Thorough much of the 30 minute conversation, Mr. Bradt explains each of these seven “land mines” in considerable detail.

Covering the interview process, Bradt had this to say. “There are only three interview questions, ever: Number one, can you do the job; number two, will you love the job; and three, can I tolerate working with you? So, if you’ve answered those questions honestly, meaning my strengths are a match for this job, my motivations are a match for this job, and finally, I am a good fit for this job. And yes, in this market you’ll need to be more flexible than you’ve ever been.”

Mr. Bradt concludes the interview telling Clayton about several new initiatives launched by his consulting firm. Expanding on the success of The New Leader's 100-Day Action Plan, and demand for PrimeGenesis’ core program, the company has added two interactive learning tools: newjobprep.com, and OnboardingProgram.com. They’ve also started a weekly half-day Onboarding Prep Workshop, held in their Stamford, Connecticut offices.

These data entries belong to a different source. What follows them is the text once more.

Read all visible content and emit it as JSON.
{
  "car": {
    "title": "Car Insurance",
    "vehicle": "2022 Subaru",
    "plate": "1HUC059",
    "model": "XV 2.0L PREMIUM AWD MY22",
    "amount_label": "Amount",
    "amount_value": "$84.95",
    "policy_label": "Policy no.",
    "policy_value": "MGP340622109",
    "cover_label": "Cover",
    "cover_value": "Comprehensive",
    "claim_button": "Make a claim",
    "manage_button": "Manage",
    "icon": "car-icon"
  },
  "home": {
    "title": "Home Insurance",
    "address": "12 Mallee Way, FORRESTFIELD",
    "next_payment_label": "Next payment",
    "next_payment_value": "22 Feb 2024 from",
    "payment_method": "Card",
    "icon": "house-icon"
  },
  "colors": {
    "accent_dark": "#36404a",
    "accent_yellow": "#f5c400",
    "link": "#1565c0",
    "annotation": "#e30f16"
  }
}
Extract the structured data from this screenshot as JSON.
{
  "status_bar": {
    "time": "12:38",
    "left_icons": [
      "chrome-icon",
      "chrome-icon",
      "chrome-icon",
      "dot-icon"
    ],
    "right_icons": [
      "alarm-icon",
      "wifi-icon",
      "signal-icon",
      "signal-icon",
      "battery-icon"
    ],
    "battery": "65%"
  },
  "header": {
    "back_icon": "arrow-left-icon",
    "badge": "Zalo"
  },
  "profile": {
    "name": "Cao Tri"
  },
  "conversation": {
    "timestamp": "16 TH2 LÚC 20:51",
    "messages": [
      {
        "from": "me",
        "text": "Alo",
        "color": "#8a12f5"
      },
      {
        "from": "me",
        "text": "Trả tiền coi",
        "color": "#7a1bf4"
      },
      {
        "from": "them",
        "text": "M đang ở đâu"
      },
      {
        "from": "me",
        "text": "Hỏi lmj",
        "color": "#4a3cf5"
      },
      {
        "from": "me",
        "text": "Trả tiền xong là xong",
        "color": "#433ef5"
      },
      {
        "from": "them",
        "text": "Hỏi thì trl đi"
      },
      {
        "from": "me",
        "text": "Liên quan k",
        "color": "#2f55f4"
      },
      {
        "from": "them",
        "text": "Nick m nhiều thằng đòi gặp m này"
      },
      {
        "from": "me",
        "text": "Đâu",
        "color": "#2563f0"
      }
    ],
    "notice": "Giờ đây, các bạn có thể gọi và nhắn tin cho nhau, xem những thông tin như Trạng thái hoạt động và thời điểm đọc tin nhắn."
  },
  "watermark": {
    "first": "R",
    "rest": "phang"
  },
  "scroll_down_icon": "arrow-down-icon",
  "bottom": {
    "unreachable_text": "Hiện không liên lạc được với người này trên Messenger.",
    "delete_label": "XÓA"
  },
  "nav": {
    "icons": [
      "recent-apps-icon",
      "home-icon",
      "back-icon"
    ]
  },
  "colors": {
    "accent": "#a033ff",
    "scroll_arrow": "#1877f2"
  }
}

About George Bradt:
George Bradt, Founder and Managing Director, has a unique perspective on helping executives accelerate transitions based on his combined senior line management and consulting experience. Prior to founding PrimeGenesis, George served as chief executive of J.D. Power and Associates’ Power Information Network spin off and in general management, marketing and sales at Coca-Cola in Europe and Asia, Procter & Gamble and Lever Brothers. He holds an AB from Harvard University; and MBA from Wharton.

About PrimeGenesis:
Executives have very little time to deliver significant business results.  A new leader who enters on day one without a well-researched and structured plan is already behind, with the odds stacked against him/her. PrimeGenesis' proprietary executive onboarding and transition acceleration process prepares executives for a high-impact day one, then takes the executive and team through a 100 day process that establishes a high performing business group aligned around shared purpose and a results-driven strategic action plan. The process kicks off all key strategic, operational, and organizational management processes. Their clients include: American Express, Fisher Scientific, Johnson&Johnson, Liz Claiborne, Elsevier, Cornell, The New York Public Library, and The Nature Conservancy.


Share article on social media or email:

View article via:

Pdf Print

Contact Author

Peter Clayton

George Bradt
Visit website